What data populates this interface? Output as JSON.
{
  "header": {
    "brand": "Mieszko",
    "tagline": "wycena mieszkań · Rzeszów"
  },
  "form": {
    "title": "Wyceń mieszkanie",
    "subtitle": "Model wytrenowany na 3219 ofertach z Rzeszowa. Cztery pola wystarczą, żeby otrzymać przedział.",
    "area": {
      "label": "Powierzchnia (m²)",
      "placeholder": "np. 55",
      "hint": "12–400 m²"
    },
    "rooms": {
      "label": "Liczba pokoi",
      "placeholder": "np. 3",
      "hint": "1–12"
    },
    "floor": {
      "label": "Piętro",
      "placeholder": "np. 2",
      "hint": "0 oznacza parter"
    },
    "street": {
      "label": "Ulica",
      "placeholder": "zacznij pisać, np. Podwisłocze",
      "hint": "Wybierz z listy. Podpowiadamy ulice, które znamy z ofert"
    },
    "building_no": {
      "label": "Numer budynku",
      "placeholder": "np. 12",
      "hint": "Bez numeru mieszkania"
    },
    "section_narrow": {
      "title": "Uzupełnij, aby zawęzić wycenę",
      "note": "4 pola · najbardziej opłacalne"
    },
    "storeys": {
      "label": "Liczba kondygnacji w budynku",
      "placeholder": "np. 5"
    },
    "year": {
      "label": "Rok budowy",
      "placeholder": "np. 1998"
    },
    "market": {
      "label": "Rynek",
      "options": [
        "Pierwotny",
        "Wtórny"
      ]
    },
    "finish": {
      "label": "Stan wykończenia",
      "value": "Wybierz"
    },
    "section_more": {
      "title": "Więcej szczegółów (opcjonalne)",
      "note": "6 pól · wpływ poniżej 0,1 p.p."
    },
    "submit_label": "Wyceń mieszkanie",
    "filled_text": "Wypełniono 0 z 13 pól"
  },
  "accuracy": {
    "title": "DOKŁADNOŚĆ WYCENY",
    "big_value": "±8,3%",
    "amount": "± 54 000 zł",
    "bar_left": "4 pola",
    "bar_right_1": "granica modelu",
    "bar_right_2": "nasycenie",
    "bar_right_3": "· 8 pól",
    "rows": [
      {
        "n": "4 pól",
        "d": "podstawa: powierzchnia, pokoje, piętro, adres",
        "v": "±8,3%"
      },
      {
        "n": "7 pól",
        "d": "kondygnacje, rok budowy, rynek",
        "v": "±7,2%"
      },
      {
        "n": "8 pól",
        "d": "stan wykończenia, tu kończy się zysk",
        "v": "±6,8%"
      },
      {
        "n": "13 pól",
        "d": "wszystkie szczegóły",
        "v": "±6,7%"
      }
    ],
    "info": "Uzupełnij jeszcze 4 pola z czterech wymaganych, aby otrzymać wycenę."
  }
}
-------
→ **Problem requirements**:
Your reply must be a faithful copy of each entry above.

→ **Result below**:
What data populates this interface? Output as JSON.
{
  "header": {
    "brand": "Mieszko",
    "tagline": "wycena mieszkań · Rzeszów"
  },
  "form": {
    "title": "Wyceń mieszkanie",
    "subtitle": "Model wytrenowany na 3219 ofertach z Rzeszowa. Cztery pola wystarczą, żeby otrzymać przedział.",
    "area": {
      "label": "Powierzchnia (m²)",
      "placeholder": "np. 55",
      "hint": "12–400 m²"
    },
    "rooms": {
      "label": "Liczba pokoi",
      "placeholder": "np. 3",
      "hint": "1–12"
    },
    "floor": {
      "label": "Piętro",
      "placeholder": "np. 2",
      "hint": "0 oznacza parter"
    },
    "street": {
      "label": "Ulica",
      "placeholder": "zacznij pisać, np. Podwisłocze",
      "hint": "Wybierz z listy. Podpowiadamy ulice, które znamy z ofert"
    },
    "building_no": {
      "label": "Numer budynku",
      "placeholder": "np. 12",
      "hint": "Bez numeru mieszkania"
    },
    "section_narrow": {
      "title": "Uzupełnij, aby zawęzić wycenę",
      "note": "4 pola · najbardziej opłacalne"
    },
    "storeys": {
      "label": "Liczba kondygnacji w budynku",
      "placeholder": "np. 5"
    },
    "year": {
      "label": "Rok budowy",
      "placeholder": "np. 1998"
    },
    "market": {
      "label": "Rynek",
      "options": [
        "Pierwotny",
        "Wtórny"
      ]
    },
    "finish": {
      "label": "Stan wykończenia",
      "value": "Wybierz"
    },
    "section_more": {
      "title": "Więcej szczegółów (opcjonalne)",
      "note": "6 pól · wpływ poniżej 0,1 p.p."
    },
    "submit_label": "Wyceń mieszkanie",
    "filled_text": "Wypełniono 0 z 13 pól"
  },
  "accuracy": {
    "title": "DOKŁADNOŚĆ WYCENY",
    "big_value": "±8,3%",
    "amount": "± 54 000 zł",
    "bar_left": "4 pola",
    "bar_right_1": "granica modelu",
    "bar_right_2": "nasycenie",
    "bar_right_3": "· 8 pól",
    "rows": [
      {
        "n": "4 pól",
        "d": "podstawa: powierzchnia, pokoje, piętro, adres",
        "v": "±8,3%"
      },
      {
        "n": "7 pól",
        "d": "kondygnacje, rok budowy, rynek",
        "v": "±7,2%"
      },
      {
        "n": "8 pól",
        "d": "stan wykończenia, tu kończy się zysk",
        "v": "±6,8%"
      },
      {
        "n": "13 pól",
        "d": "wszystkie szczegóły",
        "v": "±6,7%"
      }
    ],
    "info": "Uzupełnij jeszcze 4 pola z czterech wymaganych, aby otrzymać wycenę."
  }
}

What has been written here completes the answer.